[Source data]
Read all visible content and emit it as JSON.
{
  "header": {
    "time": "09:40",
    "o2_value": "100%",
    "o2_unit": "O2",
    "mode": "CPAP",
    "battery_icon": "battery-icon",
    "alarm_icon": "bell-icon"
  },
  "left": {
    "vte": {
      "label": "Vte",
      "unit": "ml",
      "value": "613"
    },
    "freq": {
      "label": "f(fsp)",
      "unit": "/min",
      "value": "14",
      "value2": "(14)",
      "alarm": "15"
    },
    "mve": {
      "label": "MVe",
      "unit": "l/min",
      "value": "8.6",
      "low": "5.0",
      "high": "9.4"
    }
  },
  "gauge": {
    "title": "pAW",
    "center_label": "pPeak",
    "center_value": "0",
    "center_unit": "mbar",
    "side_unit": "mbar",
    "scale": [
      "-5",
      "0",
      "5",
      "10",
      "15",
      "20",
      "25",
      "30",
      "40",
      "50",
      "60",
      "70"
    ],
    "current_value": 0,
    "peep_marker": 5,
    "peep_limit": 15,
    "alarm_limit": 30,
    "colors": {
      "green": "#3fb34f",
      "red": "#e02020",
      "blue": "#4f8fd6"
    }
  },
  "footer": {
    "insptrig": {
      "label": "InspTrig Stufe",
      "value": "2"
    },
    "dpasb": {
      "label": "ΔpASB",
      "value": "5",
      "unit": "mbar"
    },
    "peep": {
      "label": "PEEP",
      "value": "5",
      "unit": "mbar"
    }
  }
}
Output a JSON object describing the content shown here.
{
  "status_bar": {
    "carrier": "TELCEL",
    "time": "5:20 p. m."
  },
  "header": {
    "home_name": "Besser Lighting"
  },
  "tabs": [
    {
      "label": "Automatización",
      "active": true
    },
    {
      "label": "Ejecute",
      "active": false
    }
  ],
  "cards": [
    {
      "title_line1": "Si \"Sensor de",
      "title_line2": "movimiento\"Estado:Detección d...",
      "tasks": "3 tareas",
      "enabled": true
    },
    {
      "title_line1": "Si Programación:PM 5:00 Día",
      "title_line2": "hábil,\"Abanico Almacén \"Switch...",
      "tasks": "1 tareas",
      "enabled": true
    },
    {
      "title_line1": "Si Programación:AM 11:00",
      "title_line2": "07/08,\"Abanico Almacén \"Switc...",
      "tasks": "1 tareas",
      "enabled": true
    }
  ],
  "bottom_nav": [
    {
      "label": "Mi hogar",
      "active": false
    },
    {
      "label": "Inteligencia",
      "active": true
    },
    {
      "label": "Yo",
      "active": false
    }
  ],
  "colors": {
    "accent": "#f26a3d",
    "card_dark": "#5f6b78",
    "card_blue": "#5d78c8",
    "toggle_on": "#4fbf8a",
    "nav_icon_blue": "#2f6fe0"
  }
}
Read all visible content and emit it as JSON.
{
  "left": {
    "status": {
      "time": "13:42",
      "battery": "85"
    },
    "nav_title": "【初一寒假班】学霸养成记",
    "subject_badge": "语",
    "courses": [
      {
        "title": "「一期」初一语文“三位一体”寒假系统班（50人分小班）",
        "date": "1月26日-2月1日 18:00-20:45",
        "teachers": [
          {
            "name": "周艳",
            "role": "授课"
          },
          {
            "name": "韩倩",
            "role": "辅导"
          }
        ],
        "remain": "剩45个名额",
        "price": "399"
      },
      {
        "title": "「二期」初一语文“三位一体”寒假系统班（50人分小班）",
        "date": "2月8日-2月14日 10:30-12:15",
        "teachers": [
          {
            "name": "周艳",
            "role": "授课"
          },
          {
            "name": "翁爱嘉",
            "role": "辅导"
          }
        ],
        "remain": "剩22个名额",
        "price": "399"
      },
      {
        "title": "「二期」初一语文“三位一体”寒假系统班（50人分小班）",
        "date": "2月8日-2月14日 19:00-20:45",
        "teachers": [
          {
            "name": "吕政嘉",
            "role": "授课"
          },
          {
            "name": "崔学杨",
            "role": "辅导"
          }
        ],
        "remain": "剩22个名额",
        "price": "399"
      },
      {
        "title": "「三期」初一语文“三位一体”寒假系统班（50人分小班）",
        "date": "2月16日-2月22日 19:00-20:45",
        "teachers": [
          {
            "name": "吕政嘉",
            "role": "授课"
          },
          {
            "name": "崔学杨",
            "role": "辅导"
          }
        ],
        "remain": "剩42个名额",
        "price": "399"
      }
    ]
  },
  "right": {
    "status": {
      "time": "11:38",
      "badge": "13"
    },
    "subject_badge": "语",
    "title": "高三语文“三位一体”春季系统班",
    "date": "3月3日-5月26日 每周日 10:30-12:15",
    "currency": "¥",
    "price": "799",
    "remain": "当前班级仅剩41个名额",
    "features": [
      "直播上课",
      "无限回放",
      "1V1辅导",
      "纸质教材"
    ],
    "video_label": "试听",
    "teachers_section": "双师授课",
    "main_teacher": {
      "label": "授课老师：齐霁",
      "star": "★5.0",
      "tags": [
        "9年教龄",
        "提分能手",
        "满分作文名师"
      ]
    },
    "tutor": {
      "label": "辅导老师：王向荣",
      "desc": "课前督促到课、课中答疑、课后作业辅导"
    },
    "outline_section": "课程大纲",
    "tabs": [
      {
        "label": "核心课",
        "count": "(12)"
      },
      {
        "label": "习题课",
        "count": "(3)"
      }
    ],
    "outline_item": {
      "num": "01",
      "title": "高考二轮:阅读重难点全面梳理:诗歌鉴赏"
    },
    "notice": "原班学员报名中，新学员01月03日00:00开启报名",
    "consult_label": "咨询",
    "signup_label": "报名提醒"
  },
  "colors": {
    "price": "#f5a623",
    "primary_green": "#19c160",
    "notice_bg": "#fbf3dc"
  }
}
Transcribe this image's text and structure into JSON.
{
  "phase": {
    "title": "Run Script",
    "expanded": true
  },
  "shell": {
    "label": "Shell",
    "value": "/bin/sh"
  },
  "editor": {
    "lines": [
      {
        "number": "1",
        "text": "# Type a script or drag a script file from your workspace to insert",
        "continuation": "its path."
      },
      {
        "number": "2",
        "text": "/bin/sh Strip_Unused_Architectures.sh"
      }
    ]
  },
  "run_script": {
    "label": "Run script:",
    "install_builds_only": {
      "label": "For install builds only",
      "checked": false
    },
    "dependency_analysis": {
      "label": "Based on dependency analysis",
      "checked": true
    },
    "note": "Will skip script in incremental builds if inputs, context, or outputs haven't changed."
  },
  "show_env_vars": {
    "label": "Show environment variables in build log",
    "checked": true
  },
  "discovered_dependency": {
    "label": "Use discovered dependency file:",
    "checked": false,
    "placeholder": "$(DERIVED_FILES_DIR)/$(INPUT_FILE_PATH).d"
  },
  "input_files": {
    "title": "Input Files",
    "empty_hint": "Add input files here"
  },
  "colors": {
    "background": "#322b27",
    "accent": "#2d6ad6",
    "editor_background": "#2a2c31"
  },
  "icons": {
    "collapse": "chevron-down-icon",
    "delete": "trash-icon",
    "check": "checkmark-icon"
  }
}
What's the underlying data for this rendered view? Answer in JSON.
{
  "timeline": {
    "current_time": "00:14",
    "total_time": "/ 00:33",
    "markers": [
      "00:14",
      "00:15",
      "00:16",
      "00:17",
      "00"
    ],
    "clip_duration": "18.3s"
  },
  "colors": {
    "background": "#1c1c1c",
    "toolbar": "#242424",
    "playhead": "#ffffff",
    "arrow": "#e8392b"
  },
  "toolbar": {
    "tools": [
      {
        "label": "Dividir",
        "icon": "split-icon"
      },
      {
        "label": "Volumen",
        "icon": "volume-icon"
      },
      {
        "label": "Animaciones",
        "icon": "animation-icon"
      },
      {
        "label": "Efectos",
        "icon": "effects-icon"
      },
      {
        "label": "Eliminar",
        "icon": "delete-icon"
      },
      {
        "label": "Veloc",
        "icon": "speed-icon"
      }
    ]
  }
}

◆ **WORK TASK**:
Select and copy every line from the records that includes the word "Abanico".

◆ **EXERCISE ANSWER**:
      "title_line2": "hábil,\"Abanico Almacén \"Switch...",
      "title_line2": "07/08,\"Abanico Almacén \"Switc...",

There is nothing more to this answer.